#### WORK INSTRUCTION
Please return every line of the records below that contains the word "JSON".

#### DATASET CONTENT
***

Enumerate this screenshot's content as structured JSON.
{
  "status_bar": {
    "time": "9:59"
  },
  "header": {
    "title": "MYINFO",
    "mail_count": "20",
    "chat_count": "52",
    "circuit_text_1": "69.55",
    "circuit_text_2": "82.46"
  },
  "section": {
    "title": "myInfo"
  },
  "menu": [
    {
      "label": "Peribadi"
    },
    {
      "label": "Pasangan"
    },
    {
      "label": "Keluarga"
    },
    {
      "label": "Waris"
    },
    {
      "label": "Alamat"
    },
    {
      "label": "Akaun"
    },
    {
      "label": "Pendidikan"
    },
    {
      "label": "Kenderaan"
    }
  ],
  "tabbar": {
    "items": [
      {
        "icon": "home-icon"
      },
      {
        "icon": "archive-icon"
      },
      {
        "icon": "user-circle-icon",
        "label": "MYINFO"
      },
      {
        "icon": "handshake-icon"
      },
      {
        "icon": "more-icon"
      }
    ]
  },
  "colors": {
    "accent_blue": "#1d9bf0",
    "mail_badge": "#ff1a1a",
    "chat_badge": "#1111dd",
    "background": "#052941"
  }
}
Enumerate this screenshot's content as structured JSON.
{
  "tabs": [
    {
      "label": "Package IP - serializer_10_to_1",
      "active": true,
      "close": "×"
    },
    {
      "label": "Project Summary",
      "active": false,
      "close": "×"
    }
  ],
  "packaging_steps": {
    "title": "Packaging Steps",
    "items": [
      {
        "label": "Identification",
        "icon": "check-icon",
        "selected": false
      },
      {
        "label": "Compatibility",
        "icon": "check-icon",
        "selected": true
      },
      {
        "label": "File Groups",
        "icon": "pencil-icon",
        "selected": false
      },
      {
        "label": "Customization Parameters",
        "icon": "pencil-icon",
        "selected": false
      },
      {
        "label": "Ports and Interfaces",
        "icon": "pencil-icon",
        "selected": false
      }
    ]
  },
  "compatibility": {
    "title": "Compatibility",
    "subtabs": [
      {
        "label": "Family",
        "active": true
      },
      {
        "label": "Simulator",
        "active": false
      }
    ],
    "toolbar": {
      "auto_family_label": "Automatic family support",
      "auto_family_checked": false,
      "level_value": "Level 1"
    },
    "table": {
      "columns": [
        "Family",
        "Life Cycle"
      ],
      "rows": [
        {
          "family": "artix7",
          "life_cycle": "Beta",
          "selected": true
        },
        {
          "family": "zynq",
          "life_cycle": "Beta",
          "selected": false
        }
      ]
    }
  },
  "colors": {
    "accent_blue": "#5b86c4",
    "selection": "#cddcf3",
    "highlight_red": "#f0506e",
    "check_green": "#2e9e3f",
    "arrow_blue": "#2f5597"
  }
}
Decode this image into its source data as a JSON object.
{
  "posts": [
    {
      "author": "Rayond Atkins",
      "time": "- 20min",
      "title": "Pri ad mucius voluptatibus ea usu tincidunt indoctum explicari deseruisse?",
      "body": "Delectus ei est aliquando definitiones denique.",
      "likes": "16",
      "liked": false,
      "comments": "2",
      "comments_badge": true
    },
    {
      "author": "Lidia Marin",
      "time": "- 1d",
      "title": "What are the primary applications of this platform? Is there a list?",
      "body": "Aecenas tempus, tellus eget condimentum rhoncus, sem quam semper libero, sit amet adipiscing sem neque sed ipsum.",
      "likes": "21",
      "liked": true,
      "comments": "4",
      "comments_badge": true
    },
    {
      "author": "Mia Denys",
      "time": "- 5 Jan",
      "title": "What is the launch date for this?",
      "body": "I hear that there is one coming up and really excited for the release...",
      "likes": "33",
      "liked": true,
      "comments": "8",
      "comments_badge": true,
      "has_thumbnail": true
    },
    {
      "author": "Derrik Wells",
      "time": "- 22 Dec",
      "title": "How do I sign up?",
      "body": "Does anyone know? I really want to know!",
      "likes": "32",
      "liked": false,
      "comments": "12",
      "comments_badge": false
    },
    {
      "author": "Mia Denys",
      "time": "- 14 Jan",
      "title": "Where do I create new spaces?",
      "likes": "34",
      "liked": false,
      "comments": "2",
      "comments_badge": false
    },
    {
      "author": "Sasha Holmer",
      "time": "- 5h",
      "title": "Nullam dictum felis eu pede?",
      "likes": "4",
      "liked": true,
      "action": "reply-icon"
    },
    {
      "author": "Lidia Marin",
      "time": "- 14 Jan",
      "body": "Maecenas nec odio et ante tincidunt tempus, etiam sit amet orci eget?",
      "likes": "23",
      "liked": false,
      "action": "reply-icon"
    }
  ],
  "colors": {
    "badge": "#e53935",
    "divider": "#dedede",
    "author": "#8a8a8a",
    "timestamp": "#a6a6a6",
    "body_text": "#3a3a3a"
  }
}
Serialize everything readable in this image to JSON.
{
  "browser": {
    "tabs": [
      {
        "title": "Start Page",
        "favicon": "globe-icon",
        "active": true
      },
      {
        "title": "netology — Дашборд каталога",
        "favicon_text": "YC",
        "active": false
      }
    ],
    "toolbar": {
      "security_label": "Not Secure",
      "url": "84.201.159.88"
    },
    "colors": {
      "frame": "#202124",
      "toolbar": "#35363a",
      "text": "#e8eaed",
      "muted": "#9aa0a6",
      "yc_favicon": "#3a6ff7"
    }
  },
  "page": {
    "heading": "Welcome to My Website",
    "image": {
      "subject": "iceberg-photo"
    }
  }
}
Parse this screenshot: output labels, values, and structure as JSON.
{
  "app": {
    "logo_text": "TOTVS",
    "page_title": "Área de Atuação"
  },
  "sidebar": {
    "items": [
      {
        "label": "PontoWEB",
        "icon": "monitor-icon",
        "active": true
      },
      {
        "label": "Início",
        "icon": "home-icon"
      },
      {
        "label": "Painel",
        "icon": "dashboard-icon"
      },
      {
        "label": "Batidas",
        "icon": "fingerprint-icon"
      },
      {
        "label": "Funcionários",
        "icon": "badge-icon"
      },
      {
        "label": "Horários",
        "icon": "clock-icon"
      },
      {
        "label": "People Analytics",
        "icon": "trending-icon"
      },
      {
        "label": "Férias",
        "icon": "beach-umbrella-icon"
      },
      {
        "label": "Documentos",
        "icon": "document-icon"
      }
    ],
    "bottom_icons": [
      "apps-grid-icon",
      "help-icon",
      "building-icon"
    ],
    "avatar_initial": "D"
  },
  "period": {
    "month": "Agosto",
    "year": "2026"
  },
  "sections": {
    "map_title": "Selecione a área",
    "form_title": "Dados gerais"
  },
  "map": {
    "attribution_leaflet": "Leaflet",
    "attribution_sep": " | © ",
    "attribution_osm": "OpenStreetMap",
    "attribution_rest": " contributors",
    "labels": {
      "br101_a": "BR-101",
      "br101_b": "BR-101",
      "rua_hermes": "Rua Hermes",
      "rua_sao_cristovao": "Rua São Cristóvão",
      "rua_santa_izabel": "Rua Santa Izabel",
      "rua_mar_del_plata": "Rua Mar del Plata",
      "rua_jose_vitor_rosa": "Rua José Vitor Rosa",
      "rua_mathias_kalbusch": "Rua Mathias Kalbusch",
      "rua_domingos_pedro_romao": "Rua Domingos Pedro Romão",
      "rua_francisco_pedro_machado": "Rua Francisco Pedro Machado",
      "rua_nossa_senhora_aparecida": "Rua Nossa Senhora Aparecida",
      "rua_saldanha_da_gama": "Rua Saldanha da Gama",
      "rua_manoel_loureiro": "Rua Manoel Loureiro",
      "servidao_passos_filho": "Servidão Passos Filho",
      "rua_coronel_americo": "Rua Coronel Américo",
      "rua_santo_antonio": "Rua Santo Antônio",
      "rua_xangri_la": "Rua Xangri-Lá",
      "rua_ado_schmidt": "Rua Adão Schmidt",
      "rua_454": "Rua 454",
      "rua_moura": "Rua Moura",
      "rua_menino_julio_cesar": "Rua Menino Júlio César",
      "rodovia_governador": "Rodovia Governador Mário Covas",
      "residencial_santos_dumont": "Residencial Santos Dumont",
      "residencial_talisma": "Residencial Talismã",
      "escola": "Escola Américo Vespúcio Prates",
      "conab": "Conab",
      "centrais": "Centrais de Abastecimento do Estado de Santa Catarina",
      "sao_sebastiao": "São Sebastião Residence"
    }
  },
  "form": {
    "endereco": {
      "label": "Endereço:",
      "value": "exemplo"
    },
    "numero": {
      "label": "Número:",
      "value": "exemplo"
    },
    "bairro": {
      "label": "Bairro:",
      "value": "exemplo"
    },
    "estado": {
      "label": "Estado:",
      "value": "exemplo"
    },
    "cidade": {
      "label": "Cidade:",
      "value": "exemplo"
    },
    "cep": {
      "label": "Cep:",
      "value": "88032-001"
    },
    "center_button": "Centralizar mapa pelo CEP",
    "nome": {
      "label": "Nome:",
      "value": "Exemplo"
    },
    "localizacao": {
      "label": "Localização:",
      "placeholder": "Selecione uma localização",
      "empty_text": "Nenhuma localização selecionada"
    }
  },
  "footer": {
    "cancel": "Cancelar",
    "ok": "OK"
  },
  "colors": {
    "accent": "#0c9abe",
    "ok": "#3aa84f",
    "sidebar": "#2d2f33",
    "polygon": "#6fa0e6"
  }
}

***

#### SOLUTION TO THIS TASK
Enumerate this screenshot's content as structured JSON.
Enumerate this screenshot's content as structured JSON.
Decode this image into its source data as a JSON object.
Serialize everything readable in this image to JSON.
Parse this screenshot: output labels, values, and structure as JSON.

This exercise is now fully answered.